*** Opening of Data supplied ***

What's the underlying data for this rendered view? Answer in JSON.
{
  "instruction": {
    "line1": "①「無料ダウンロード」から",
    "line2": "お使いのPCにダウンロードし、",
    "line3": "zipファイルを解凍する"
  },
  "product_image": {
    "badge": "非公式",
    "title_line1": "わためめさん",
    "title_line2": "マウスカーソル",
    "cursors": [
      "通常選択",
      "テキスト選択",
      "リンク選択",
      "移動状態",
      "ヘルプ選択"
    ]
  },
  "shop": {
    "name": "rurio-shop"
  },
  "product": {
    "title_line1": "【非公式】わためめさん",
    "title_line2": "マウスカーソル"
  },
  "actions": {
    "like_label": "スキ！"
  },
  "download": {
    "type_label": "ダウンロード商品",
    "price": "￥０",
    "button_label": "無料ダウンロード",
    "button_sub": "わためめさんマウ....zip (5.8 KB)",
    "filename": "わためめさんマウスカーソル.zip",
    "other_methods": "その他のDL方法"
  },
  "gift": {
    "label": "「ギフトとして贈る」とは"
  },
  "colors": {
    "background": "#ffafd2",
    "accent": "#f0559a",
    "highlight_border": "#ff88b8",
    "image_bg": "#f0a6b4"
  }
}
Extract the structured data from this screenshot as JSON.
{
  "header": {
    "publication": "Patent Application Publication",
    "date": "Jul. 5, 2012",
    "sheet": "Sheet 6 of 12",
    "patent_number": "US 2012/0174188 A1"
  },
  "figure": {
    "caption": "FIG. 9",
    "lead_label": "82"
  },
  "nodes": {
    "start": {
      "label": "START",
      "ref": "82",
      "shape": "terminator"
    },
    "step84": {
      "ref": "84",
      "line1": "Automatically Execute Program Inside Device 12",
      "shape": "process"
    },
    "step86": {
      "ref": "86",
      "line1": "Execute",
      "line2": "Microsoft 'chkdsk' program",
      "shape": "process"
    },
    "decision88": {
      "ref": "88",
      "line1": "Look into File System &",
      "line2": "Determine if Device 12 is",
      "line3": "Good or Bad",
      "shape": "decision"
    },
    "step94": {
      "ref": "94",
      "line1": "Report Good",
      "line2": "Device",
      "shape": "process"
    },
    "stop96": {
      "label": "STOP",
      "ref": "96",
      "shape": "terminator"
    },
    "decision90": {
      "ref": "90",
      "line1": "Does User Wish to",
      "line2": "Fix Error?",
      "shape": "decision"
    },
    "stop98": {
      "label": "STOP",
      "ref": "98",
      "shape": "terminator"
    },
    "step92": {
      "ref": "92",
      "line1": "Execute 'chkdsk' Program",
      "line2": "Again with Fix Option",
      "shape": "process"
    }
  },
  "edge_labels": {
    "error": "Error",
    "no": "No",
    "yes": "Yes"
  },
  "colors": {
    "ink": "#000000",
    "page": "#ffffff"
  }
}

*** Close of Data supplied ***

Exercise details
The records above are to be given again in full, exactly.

Result of this task
What's the underlying data for this rendered view? Answer in JSON.
{
  "instruction": {
    "line1": "①「無料ダウンロード」から",
    "line2": "お使いのPCにダウンロードし、",
    "line3": "zipファイルを解凍する"
  },
  "product_image": {
    "badge": "非公式",
    "title_line1": "わためめさん",
    "title_line2": "マウスカーソル",
    "cursors": [
      "通常選択",
      "テキスト選択",
      "リンク選択",
      "移動状態",
      "ヘルプ選択"
    ]
  },
  "shop": {
    "name": "rurio-shop"
  },
  "product": {
    "title_line1": "【非公式】わためめさん",
    "title_line2": "マウスカーソル"
  },
  "actions": {
    "like_label": "スキ！"
  },
  "download": {
    "type_label": "ダウンロード商品",
    "price": "￥０",
    "button_label": "無料ダウンロード",
    "button_sub": "わためめさんマウ....zip (5.8 KB)",
    "filename": "わためめさんマウスカーソル.zip",
    "other_methods": "その他のDL方法"
  },
  "gift": {
    "label": "「ギフトとして贈る」とは"
  },
  "colors": {
    "background": "#ffafd2",
    "accent": "#f0559a",
    "highlight_border": "#ff88b8",
    "image_bg": "#f0a6b4"
  }
}
Extract the structured data from this screenshot as JSON.
{
  "header": {
    "publication": "Patent Application Publication",
    "date": "Jul. 5, 2012",
    "sheet": "Sheet 6 of 12",
    "patent_number": "US 2012/0174188 A1"
  },
  "figure": {
    "caption": "FIG. 9",
    "lead_label": "82"
  },
  "nodes": {
    "start": {
      "label": "START",
      "ref": "82",
      "shape": "terminator"
    },
    "step84": {
      "ref": "84",
      "line1": "Automatically Execute Program Inside Device 12",
      "shape": "process"
    },
    "step86": {
      "ref": "86",
      "line1": "Execute",
      "line2": "Microsoft 'chkdsk' program",
      "shape": "process"
    },
    "decision88": {
      "ref": "88",
      "line1": "Look into File System &",
      "line2": "Determine if Device 12 is",
      "line3": "Good or Bad",
      "shape": "decision"
    },
    "step94": {
      "ref": "94",
      "line1": "Report Good",
      "line2": "Device",
      "shape": "process"
    },
    "stop96": {
      "label": "STOP",
      "ref": "96",
      "shape": "terminator"
    },
    "decision90": {
      "ref": "90",
      "line1": "Does User Wish to",
      "line2": "Fix Error?",
      "shape": "decision"
    },
    "stop98": {
      "label": "STOP",
      "ref": "98",
      "shape": "terminator"
    },
    "step92": {
      "ref": "92",
      "line1": "Execute 'chkdsk' Program",
      "line2": "Again with Fix Option",
      "shape": "process"
    }
  },
  "edge_labels": {
    "error": "Error",
    "no": "No",
    "yes": "Yes"
  },
  "colors": {
    "ink": "#000000",
    "page": "#ffffff"
  }
}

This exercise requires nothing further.